Police-reported hate crime in Canada rose sharply last year, largely because of increases in Ontario and Quebec, Statistics Canada reported Thursday. 

There were 2,073 incidents in 2017, the highest number reported since the agency started tracking the data in 2009. Reported incidents rose 47 per cent in 2017 compared to the previous year. Much of the incidents were hate-related property crimes including graffiti and vandalism. 

The most targeted groups were Canada’s Muslim, Black and Jewish communities. Hate crimes against a person’s sexual orientation also went up last year. 

Ontario saw the largest increase in the number of police-reported hate crimes, up 67 per cent from 2016. Quebec saw a 50 per cent increase year over year. 

In Ottawa there were 96 police-reported hate crimes in 2017, the same as 2016 but up from 73 in 2015. Meanwhile in Gatineau, the number rose from three in 2016 to 14 in 2017.

Statistics Canada defines hate crimes as “criminal incidents that, upon investigation by police, are found to have been motivated by hatred towards an identifiable group,” including race, national or ethnic origin, religion, sexual orientation and gender identity.  

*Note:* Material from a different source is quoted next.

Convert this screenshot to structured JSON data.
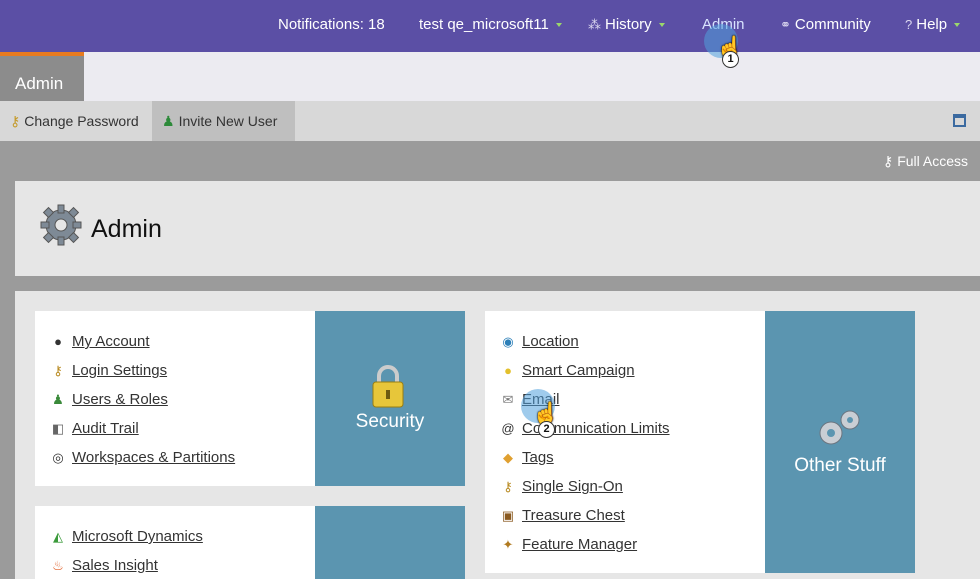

Hate crimes accounted for 0.1 per cent of the more than 1.9 million non-traffic crimes committed in 2017.